"I began going through the years of photographs I took in the past," he says. "In the course of editing those photographs, it dawned on me that I didn't need to go to Prague to take any more pictures. I had more than enough material for this show. Apparently, I have some Kafka in my DNA, at least as I view him."

The resulting show, "They Never Update the Lists," opens at the Embassy of the Czech Republic on Thursday, June 12, 2014. (To attend, please RSVP by Tuesday, June 10.) Inspired by and dedicated to Kafka on the 90th anniversary of his death, Borek explores themes Kafka would have appreciated, such as alienation and absurdity, in images that repay scrutiny and invite endless interpretations.

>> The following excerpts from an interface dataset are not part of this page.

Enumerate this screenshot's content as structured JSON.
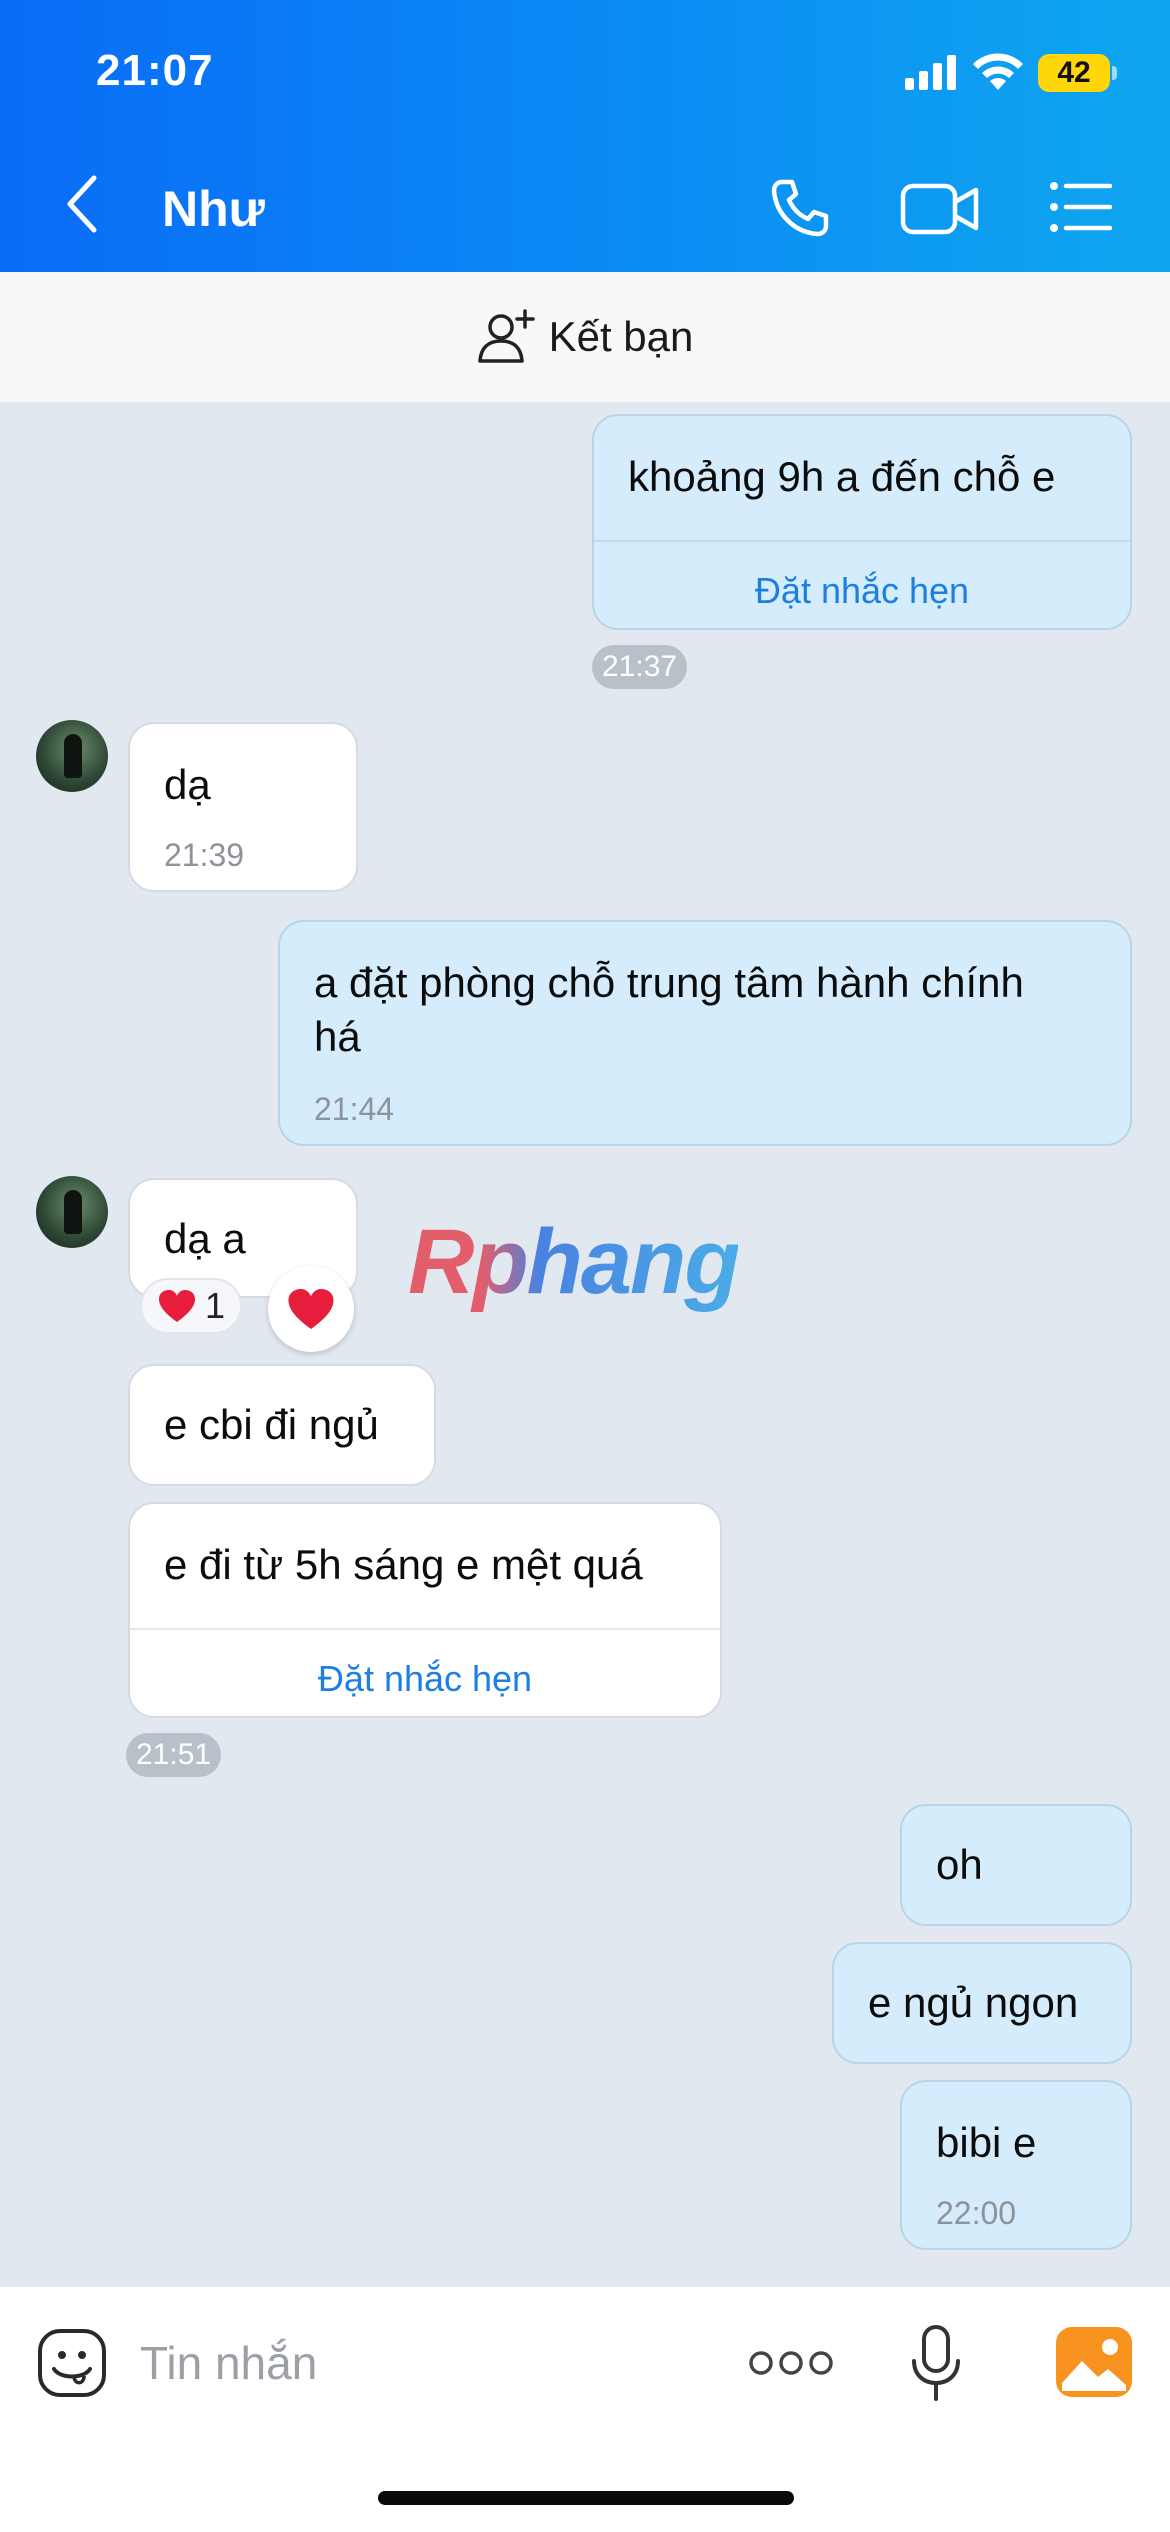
{
  "status_bar": {
    "time": "21:07",
    "battery": "42"
  },
  "header": {
    "contact_name": "Như"
  },
  "add_friend": {
    "label": "Kết bạn"
  },
  "messages": {
    "m1": {
      "text": "khoảng 9h a đến chỗ e",
      "reminder": "Đặt nhắc hẹn",
      "time": "21:37"
    },
    "m2": {
      "text": "dạ",
      "time": "21:39"
    },
    "m3": {
      "line1": "a đặt phòng chỗ trung tâm hành chính",
      "line2": "há",
      "time": "21:44"
    },
    "m4": {
      "text": "dạ a",
      "reaction_count": "1"
    },
    "m5": {
      "text": "e cbi đi ngủ"
    },
    "m6": {
      "text": "e đi từ 5h sáng e mệt quá",
      "reminder": "Đặt nhắc hẹn",
      "time": "21:51"
    },
    "m7": {
      "text": "oh"
    },
    "m8": {
      "text": "e ngủ ngon"
    },
    "m9": {
      "text": "bibi e",
      "time": "22:00"
    }
  },
  "watermark": {
    "text": "Rphang"
  },
  "composer": {
    "placeholder": "Tin nhắn"
  },
  "icons": {
    "back": "chevron-left-icon",
    "call": "phone-icon",
    "video": "video-camera-icon",
    "menu": "list-menu-icon",
    "add_friend": "add-user-icon",
    "sticker": "sticker-face-icon",
    "more": "more-dots-icon",
    "mic": "microphone-icon",
    "image": "image-gallery-icon",
    "reaction": "heart-icon"
  },
  "colors": {
    "header_start": "#0a6cf6",
    "header_end": "#0fa6ef",
    "outgoing_bubble": "#d4ecfb",
    "incoming_bubble": "#ffffff",
    "chat_bg": "#e2e8f0",
    "link": "#1d7fe0",
    "battery": "#ffd60a"
  }
}
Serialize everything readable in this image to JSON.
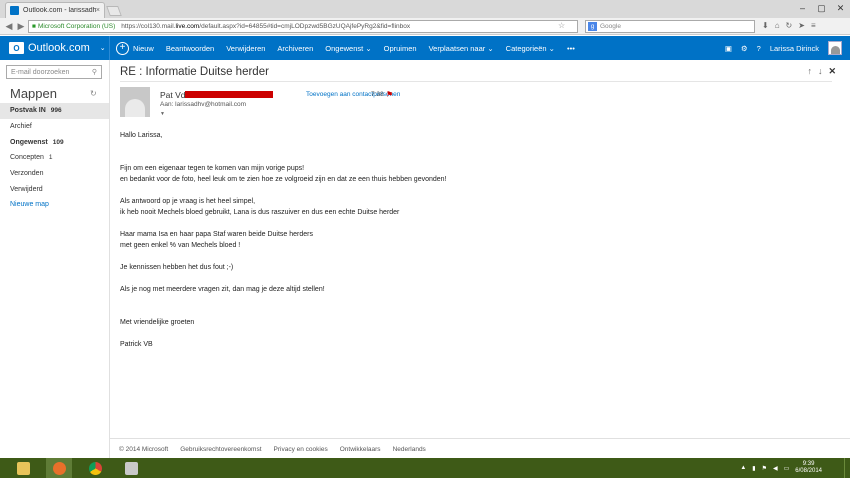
{
  "browser": {
    "tab_title": "Outlook.com - larissadhv...",
    "tab_close": "×",
    "org_label": "Microsoft Corporation (US)",
    "url_prefix": "https://col130.mail.",
    "url_domain": "live.com",
    "url_rest": "/default.aspx?id=64855#tid=cmjLODpzwd5BGzUQAjfePyRg2&fid=flinbox",
    "search_placeholder": "Google",
    "window_controls": [
      "–",
      "▢",
      "✕"
    ]
  },
  "appbar": {
    "logo_text": "Outlook.com",
    "new_label": "Nieuw",
    "commands": [
      "Beantwoorden",
      "Verwijderen",
      "Archiveren",
      "Ongewenst",
      "Opruimen",
      "Verplaatsen naar",
      "Categorieën",
      "•••"
    ],
    "user_name": "Larissa Dirinck"
  },
  "sidebar": {
    "search_placeholder": "E-mail doorzoeken",
    "heading": "Mappen",
    "folders": [
      {
        "label": "Postvak IN",
        "count": "996"
      },
      {
        "label": "Archief",
        "count": ""
      },
      {
        "label": "Ongewenst",
        "count": "109"
      },
      {
        "label": "Concepten",
        "count": "1"
      },
      {
        "label": "Verzonden",
        "count": ""
      },
      {
        "label": "Verwijderd",
        "count": ""
      },
      {
        "label": "Nieuwe map",
        "count": ""
      }
    ]
  },
  "message": {
    "subject": "RE : Informatie Duitse herder",
    "sender": "Pat Vdw",
    "add_contact": "Toevoegen aan contactpersonen",
    "time": "7:38",
    "to": "Aan: larissadhv@hotmail.com",
    "body": [
      "Hallo Larissa,",
      "",
      "",
      "Fijn om een eigenaar tegen te komen van mijn vorige pups!",
      "en bedankt voor de foto, heel leuk om te zien hoe ze volgroeid zijn en dat ze een thuis hebben gevonden!",
      "",
      "Als antwoord op je vraag is het heel simpel,",
      "ik heb nooit Mechels bloed gebruikt, Lana is dus raszuiver en dus een echte Duitse herder",
      "",
      "Haar mama Isa en haar papa Staf waren beide Duitse herders",
      "met geen enkel % van Mechels bloed !",
      "",
      "Je kennissen hebben het dus fout ;-)",
      "",
      "Als je nog met meerdere vragen zit, dan mag je deze altijd stellen!",
      "",
      "",
      "Met vriendelijke groeten",
      "",
      "Patrick VB"
    ]
  },
  "footer": {
    "links": [
      "© 2014 Microsoft",
      "Gebruiksrechtovereenkomst",
      "Privacy en cookies",
      "Ontwikkelaars",
      "Nederlands"
    ]
  },
  "taskbar": {
    "time": "9:39",
    "date": "6/08/2014"
  }
}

And what about that enigmatic title? Borek says that while living in Prague in the 1980s, he helped a Swedish journalist write a book about the city. To research a chapter about Kafka, they went to the insurance company where the famous author had worked—and Borek decided to have a little fun.

"I asked the watchman on duty where Dr. Franz Kafka's office was," Borek explains. "These days, such people are described as receptionists, but the title 'watchman' befits the spirit of Kafka much better. The watchman checked one list and then another. He asked me to repeat the name, and checked his lists again. Finally, he told me in exasperation, 'You'll need to go upstairs and ask them where he sits. I can't put up with this place much longer. They never update the lists!' It’s a story that I think Kafka would have appreciated." 

"They Never Update the Lists" opens on Thursday, June 12, 2014, with a reception at 6 p.m. (to attend, please RSVP by Tuesday, June 10), and runs through mid-July at the Embassy of the Czech Republic, 3900 Spring of Freedom Street, NW, in Washington, D.C. See more of Michael Borek’s photography at the Torpedo Factory at Multiple Exposures Gallery in studio 312 and at his website,